**EXERCISE GOAL**. A single number is expected: the count of lines in the entries below that contain "label".

**INPUT RECORDS**.
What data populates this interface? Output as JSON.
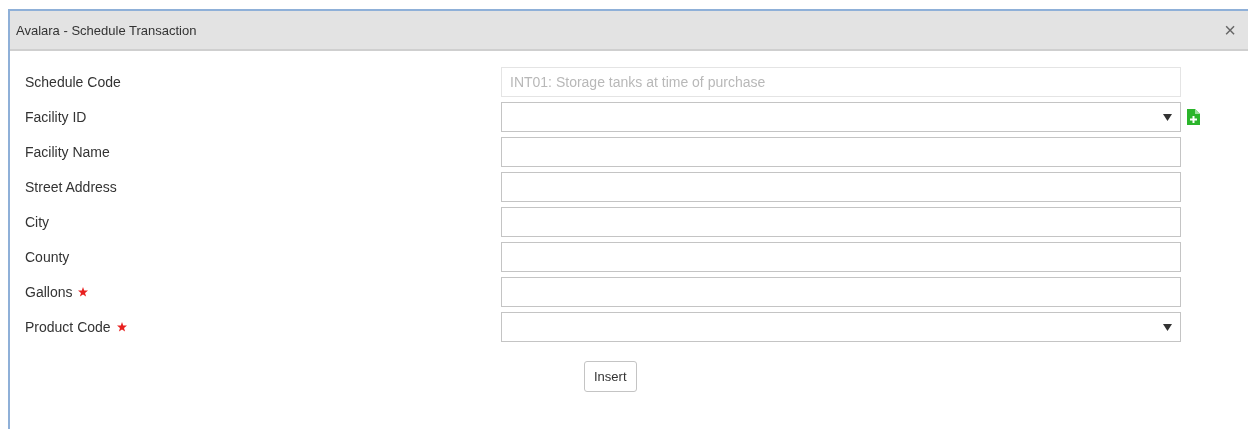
{
  "window": {
    "title": "Avalara - Schedule Transaction",
    "close": "×"
  },
  "fields": [
    {
      "label": "Schedule Code",
      "kind": "text",
      "required": false,
      "disabled": true,
      "value": "INT01: Storage tanks at time of purchase"
    },
    {
      "label": "Facility ID",
      "kind": "select",
      "required": false,
      "disabled": false,
      "add_button": true
    },
    {
      "label": "Facility Name",
      "kind": "text",
      "required": false,
      "disabled": false
    },
    {
      "label": "Street Address",
      "kind": "text",
      "required": false,
      "disabled": false
    },
    {
      "label": "City",
      "kind": "text",
      "required": false,
      "disabled": false
    },
    {
      "label": "County",
      "kind": "text",
      "required": false,
      "disabled": false
    },
    {
      "label": "Gallons",
      "kind": "text",
      "required": true,
      "disabled": false
    },
    {
      "label": "Product Code",
      "kind": "select",
      "required": true,
      "disabled": false
    }
  ],
  "buttons": [
    "Insert"
  ]
}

**RESPONSE**. 8